§ What needs to be done:
Make an exact copy of the data below, leaving out every picture.

[Data excerpts]
* * * * *

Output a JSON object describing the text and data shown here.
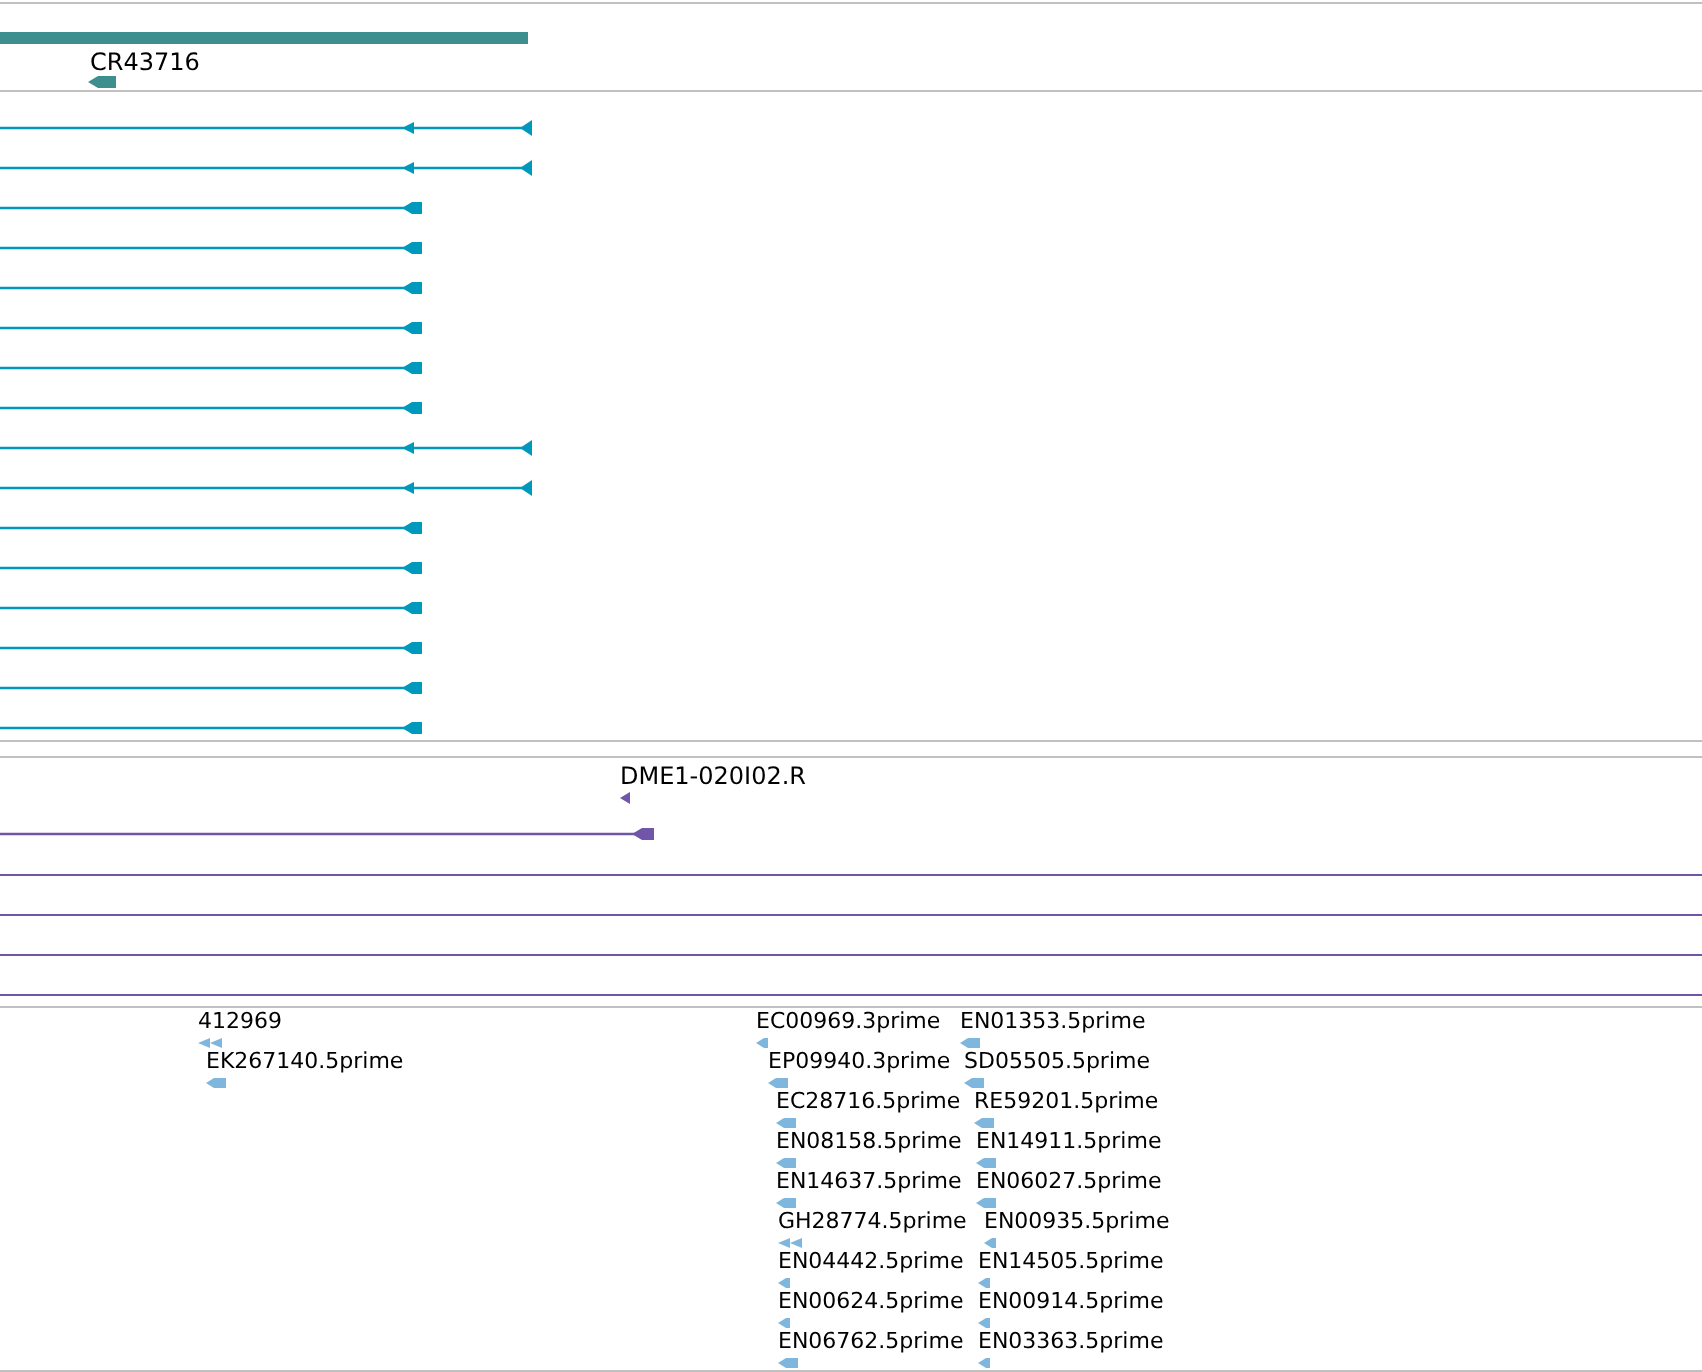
{
  "gene_track": {
    "features": [
      {
        "label": "CR43716"
      }
    ]
  },
  "transcript_track": {
    "rows": [
      {
        "kind": "double"
      },
      {
        "kind": "double"
      },
      {
        "kind": "single"
      },
      {
        "kind": "single"
      },
      {
        "kind": "single"
      },
      {
        "kind": "single"
      },
      {
        "kind": "single"
      },
      {
        "kind": "single"
      },
      {
        "kind": "double"
      },
      {
        "kind": "double"
      },
      {
        "kind": "single"
      },
      {
        "kind": "single"
      },
      {
        "kind": "single"
      },
      {
        "kind": "single"
      },
      {
        "kind": "single"
      },
      {
        "kind": "single"
      }
    ]
  },
  "clone_track": {
    "features": [
      {
        "label": "DME1-020I02.R"
      }
    ]
  },
  "est_track": {
    "features": [
      {
        "label": "412969"
      },
      {
        "label": "EK267140.5prime"
      },
      {
        "label": "EC00969.3prime"
      },
      {
        "label": "EP09940.3prime"
      },
      {
        "label": "EC28716.5prime"
      },
      {
        "label": "EN08158.5prime"
      },
      {
        "label": "EN14637.5prime"
      },
      {
        "label": "GH28774.5prime"
      },
      {
        "label": "EN04442.5prime"
      },
      {
        "label": "EN00624.5prime"
      },
      {
        "label": "EN06762.5prime"
      },
      {
        "label": "EN01353.5prime"
      },
      {
        "label": "SD05505.5prime"
      },
      {
        "label": "RE59201.5prime"
      },
      {
        "label": "EN14911.5prime"
      },
      {
        "label": "EN06027.5prime"
      },
      {
        "label": "EN00935.5prime"
      },
      {
        "label": "EN14505.5prime"
      },
      {
        "label": "EN00914.5prime"
      },
      {
        "label": "EN03363.5prime"
      }
    ]
  }
}
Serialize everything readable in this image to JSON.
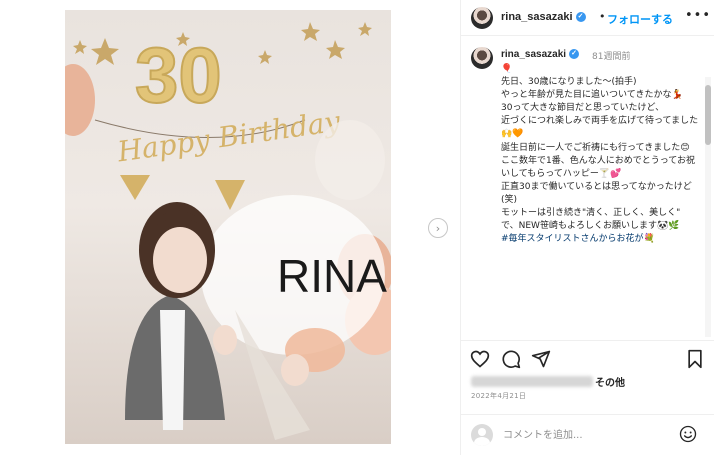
{
  "header": {
    "username": "rina_sasazaki",
    "separator": "•",
    "follow_label": "フォローする",
    "more_label": "•••"
  },
  "caption": {
    "username": "rina_sasazaki",
    "time": "81週間前",
    "lines": [
      "🎈",
      "先日、30歳になりました〜(拍手)",
      "やっと年齢が見た目に追いついてきたかな💃",
      "30って大きな節目だと思っていたけど、",
      "近づくにつれ楽しみで両手を広げて待ってました🙌🧡",
      "誕生日前に一人でご祈祷にも行ってきました😊",
      "ここ数年で1番、色んな人におめでとうってお祝いしてもらってハッピー🍸💕",
      "正直30まで働いているとは思ってなかったけど(笑)",
      "モットーは引き続き\"清く、正しく、美しく\"",
      "で、NEW笹崎もよろしくお願いします🐼🌿"
    ],
    "hashtag": "#毎年スタイリストさんからお花が💐"
  },
  "photo": {
    "balloon_number": "30",
    "banner_text": "Happy Birthday",
    "balloon_text": "RINA"
  },
  "likes": {
    "suffix": "その他"
  },
  "post": {
    "date": "2022年4月21日"
  },
  "comment_box": {
    "placeholder": "コメントを追加..."
  },
  "icons": [
    "heart-icon",
    "comment-icon",
    "share-icon",
    "bookmark-icon",
    "emoji-icon",
    "next-arrow-icon",
    "verified-icon"
  ],
  "colors": {
    "accent": "#0095f6",
    "verified": "#3897f0",
    "text": "#262626",
    "muted": "#8e8e8e",
    "border": "#efefef"
  }
}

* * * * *

§ Response for this exercise:
Output a JSON object describing the text and data shown here.
{
  "gene_track": {
    "features": [
      {
        "label": "CR43716"
      }
    ]
  },
  "transcript_track": {
    "rows": [
      {
        "kind": "double"
      },
      {
        "kind": "double"
      },
      {
        "kind": "single"
      },
      {
        "kind": "single"
      },
      {
        "kind": "single"
      },
      {
        "kind": "single"
      },
      {
        "kind": "single"
      },
      {
        "kind": "single"
      },
      {
        "kind": "double"
      },
      {
        "kind": "double"
      },
      {
        "kind": "single"
      },
      {
        "kind": "single"
      },
      {
        "kind": "single"
      },
      {
        "kind": "single"
      },
      {
        "kind": "single"
      },
      {
        "kind": "single"
      }
    ]
  },
  "clone_track": {
    "features": [
      {
        "label": "DME1-020I02.R"
      }
    ]
  },
  "est_track": {
    "features": [
      {
        "label": "412969"
      },
      {
        "label": "EK267140.5prime"
      },
      {
        "label": "EC00969.3prime"
      },
      {
        "label": "EP09940.3prime"
      },
      {
        "label": "EC28716.5prime"
      },
      {
        "label": "EN08158.5prime"
      },
      {
        "label": "EN14637.5prime"
      },
      {
        "label": "GH28774.5prime"
      },
      {
        "label": "EN04442.5prime"
      },
      {
        "label": "EN00624.5prime"
      },
      {
        "label": "EN06762.5prime"
      },
      {
        "label": "EN01353.5prime"
      },
      {
        "label": "SD05505.5prime"
      },
      {
        "label": "RE59201.5prime"
      },
      {
        "label": "EN14911.5prime"
      },
      {
        "label": "EN06027.5prime"
      },
      {
        "label": "EN00935.5prime"
      },
      {
        "label": "EN14505.5prime"
      },
      {
        "label": "EN00914.5prime"
      },
      {
        "label": "EN03363.5prime"
      }
    ]
  }
}
Serialize everything readable in this image to JSON.
{
  "header": {
    "username": "rina_sasazaki",
    "separator": "•",
    "follow_label": "フォローする",
    "more_label": "•••"
  },
  "caption": {
    "username": "rina_sasazaki",
    "time": "81週間前",
    "lines": [
      "🎈",
      "先日、30歳になりました〜(拍手)",
      "やっと年齢が見た目に追いついてきたかな💃",
      "30って大きな節目だと思っていたけど、",
      "近づくにつれ楽しみで両手を広げて待ってました🙌🧡",
      "誕生日前に一人でご祈祷にも行ってきました😊",
      "ここ数年で1番、色んな人におめでとうってお祝いしてもらってハッピー🍸💕",
      "正直30まで働いているとは思ってなかったけど(笑)",
      "モットーは引き続き\"清く、正しく、美しく\"",
      "で、NEW笹崎もよろしくお願いします🐼🌿"
    ],
    "hashtag": "#毎年スタイリストさんからお花が💐"
  },
  "photo": {
    "balloon_number": "30",
    "banner_text": "Happy Birthday",
    "balloon_text": "RINA"
  },
  "likes": {
    "suffix": "その他"
  },
  "post": {
    "date": "2022年4月21日"
  },
  "comment_box": {
    "placeholder": "コメントを追加..."
  },
  "icons": [
    "heart-icon",
    "comment-icon",
    "share-icon",
    "bookmark-icon",
    "emoji-icon",
    "next-arrow-icon",
    "verified-icon"
  ],
  "colors": {
    "accent": "#0095f6",
    "verified": "#3897f0",
    "text": "#262626",
    "muted": "#8e8e8e",
    "border": "#efefef"
  }
}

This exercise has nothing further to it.